■ Given records ■
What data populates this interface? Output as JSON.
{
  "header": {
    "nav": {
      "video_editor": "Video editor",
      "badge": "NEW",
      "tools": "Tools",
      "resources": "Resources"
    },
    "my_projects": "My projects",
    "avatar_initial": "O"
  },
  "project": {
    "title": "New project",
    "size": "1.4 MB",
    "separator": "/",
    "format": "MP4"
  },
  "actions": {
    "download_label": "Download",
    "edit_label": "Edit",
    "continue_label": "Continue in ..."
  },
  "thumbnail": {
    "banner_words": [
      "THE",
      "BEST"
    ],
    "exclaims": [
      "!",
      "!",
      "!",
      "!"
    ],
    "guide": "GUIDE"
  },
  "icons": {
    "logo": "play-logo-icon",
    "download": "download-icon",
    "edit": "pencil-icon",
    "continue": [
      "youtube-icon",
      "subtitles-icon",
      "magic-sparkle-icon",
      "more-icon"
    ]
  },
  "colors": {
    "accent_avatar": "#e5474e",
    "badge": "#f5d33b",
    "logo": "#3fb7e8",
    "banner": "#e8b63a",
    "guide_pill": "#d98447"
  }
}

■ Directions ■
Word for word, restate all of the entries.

■ Reply to the exercise ■
What data populates this interface? Output as JSON.
{
  "header": {
    "nav": {
      "video_editor": "Video editor",
      "badge": "NEW",
      "tools": "Tools",
      "resources": "Resources"
    },
    "my_projects": "My projects",
    "avatar_initial": "O"
  },
  "project": {
    "title": "New project",
    "size": "1.4 MB",
    "separator": "/",
    "format": "MP4"
  },
  "actions": {
    "download_label": "Download",
    "edit_label": "Edit",
    "continue_label": "Continue in ..."
  },
  "thumbnail": {
    "banner_words": [
      "THE",
      "BEST"
    ],
    "exclaims": [
      "!",
      "!",
      "!",
      "!"
    ],
    "guide": "GUIDE"
  },
  "icons": {
    "logo": "play-logo-icon",
    "download": "download-icon",
    "edit": "pencil-icon",
    "continue": [
      "youtube-icon",
      "subtitles-icon",
      "magic-sparkle-icon",
      "more-icon"
    ]
  },
  "colors": {
    "accent_avatar": "#e5474e",
    "badge": "#f5d33b",
    "logo": "#3fb7e8",
    "banner": "#e8b63a",
    "guide_pill": "#d98447"
  }
}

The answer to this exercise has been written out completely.